- ASSIGNMENT -
Pull every line holding the word "Appraisal" from the data below and copy it.
+--
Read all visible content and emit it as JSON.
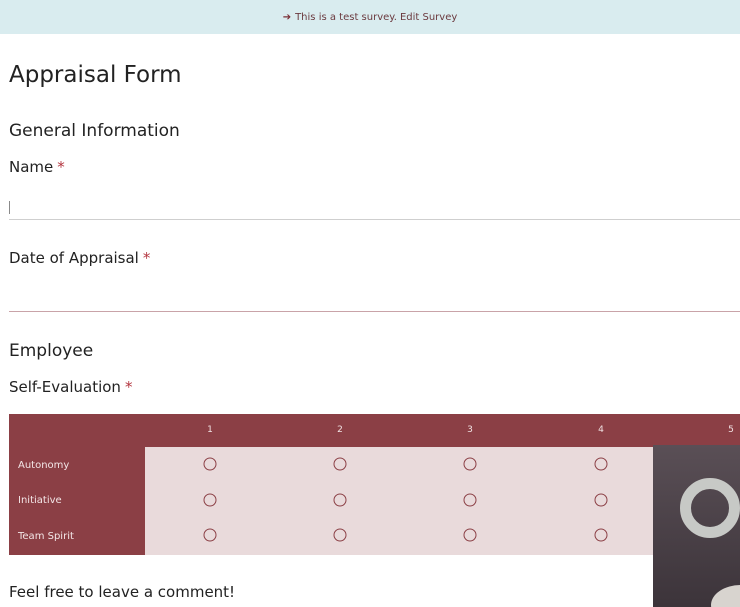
{
  "banner": {
    "text": "This is a test survey.",
    "edit_link": "Edit Survey"
  },
  "form": {
    "title": "Appraisal Form",
    "section_general": "General Information",
    "name_label": "Name",
    "date_label": "Date of Appraisal",
    "section_employee": "Employee",
    "self_eval_label": "Self-Evaluation",
    "required_mark": "*",
    "comment_label": "Feel free to leave a comment!"
  },
  "matrix": {
    "columns": [
      "1",
      "2",
      "3",
      "4",
      "5"
    ],
    "rows": [
      "Autonomy",
      "Initiative",
      "Team Spirit"
    ]
  },
  "colors": {
    "banner_bg": "#d9ecef",
    "accent": "#8b3f45",
    "matrix_bg": "#e9dadb",
    "required": "#b3353f"
  }
}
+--
- PROBLEM SOLUTION -
    "title": "Appraisal Form",
    "date_label": "Date of Appraisal",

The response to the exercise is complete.